A new study by the Washington-based Heritage Foundation recommends that the US greatly increase its ties to Taiwan to “rebalance” the US’ relationship with China.
“Washington should take steps to indicate that, as the world’s sole superpower and largest economy, it has a range of both military-related and non-military options available if cooperation with China continues to come up empty,” said Dean Cheng (成斌), a research fellow in Chinese Political and Security Affairs at the foundation.
Cheng, author of the report US-China Cooperation: Strengthening the US Hand, produced the study in response to speculation that China’s decision not to meet US Secretary of Defense Robert Gates last week was a direct result of “their continued pique with US arms sales to Taiwan.”
Gates wanted to visit Beijing last week — while in Asia for other meetings — to discuss North Korea and Iran, but failed to win an invitation because the Chinese leadership decided it was “not convenient.”
“This incident suggests that military-to-military relations between the PRC [People’s Republic of China] and the United States remain at a low point despite efforts by the [US President Barack] Obama Administration to reset Beijing-Washington relations,” Cheng said
“It also suggests that the Chinese view military-to-military talks and other US interests as somehow irrelevant to their own,” he said. “Taking back some of the concessions the Chinese have pocketed over the years would be a good way of rebalancing the relationship to US advantage.”
He said it would demonstrate what is at stake for Chinese officials in the relationship and perhaps make them more amenable to more balanced cooperation in future.
In the report, Cheng made four recommendations.
First, he said the US should proceed with the sale of F-16C/D fighters to Taiwan.
“Just as delaying the visit of the Dalai Lama sent the wrong signal that the US was considering altering its interactions with the Tibetan leader, so continued delay on the sale of badly needed fighter aircraft to Taiwan will only mislead Beijing into thinking it has more leverage on this issue than it does,” Cheng said.
Second, he urges Obama to dispatch Cabinet secretaries to Taiwan on a more regular basis.
“Over the past year there has been talk of Secretary of Veterans Affairs Eric Shinseki visiting the island.
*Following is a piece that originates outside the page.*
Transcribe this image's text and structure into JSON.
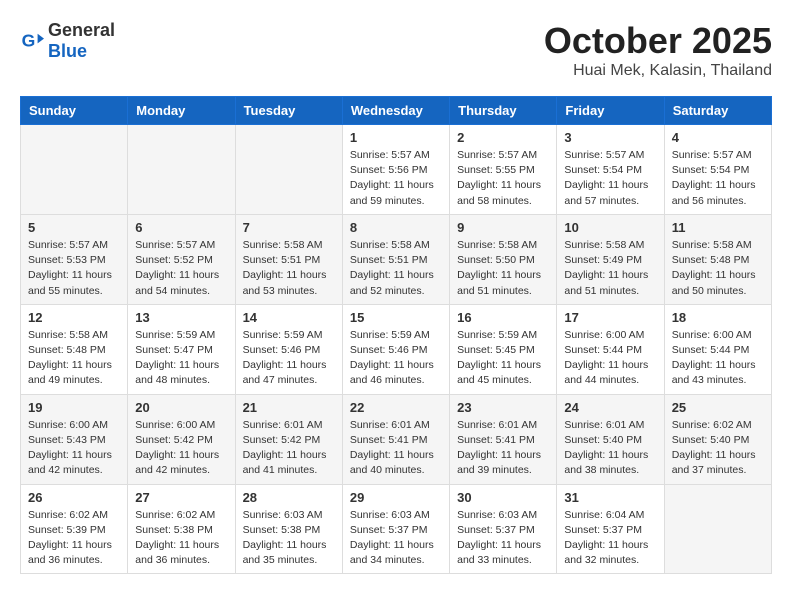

This would be a good start. The symbolism of a former chief of staff of the Army visiting the island would not be lost on either side of the [Taiwan] Straits,” he wrote.
Third, Chen said the White House should seriously pursue a free-trade agreement with Taiwan.
“Such a measure would remind China that the US has non-military levers at its disposal. Moreover, such a move would help the administration attain its avowed goal of doubling US exports. Unlike the PRC, Taiwan is also a potentially valuable high-technology trading partner, as Taipei’s commitment to the protection of intellectual property rights is stronger than Beijing’s,” he wrote.
Lastly, Chen wrote that more regular interaction between US and Taiwan defense officials would be preferable.
Given the continued US defense commitment to Taiwan, Chen wrote, greater familiarity between the defense and military officials in Taipei and Washington is essential.
“All of these recommendations are good ideas in their own right, not chips to be traded for China’s cooperation on matters that should be of mutual concern, like North Korea’s nuclear threat or military-to-military consultation,” he wrote.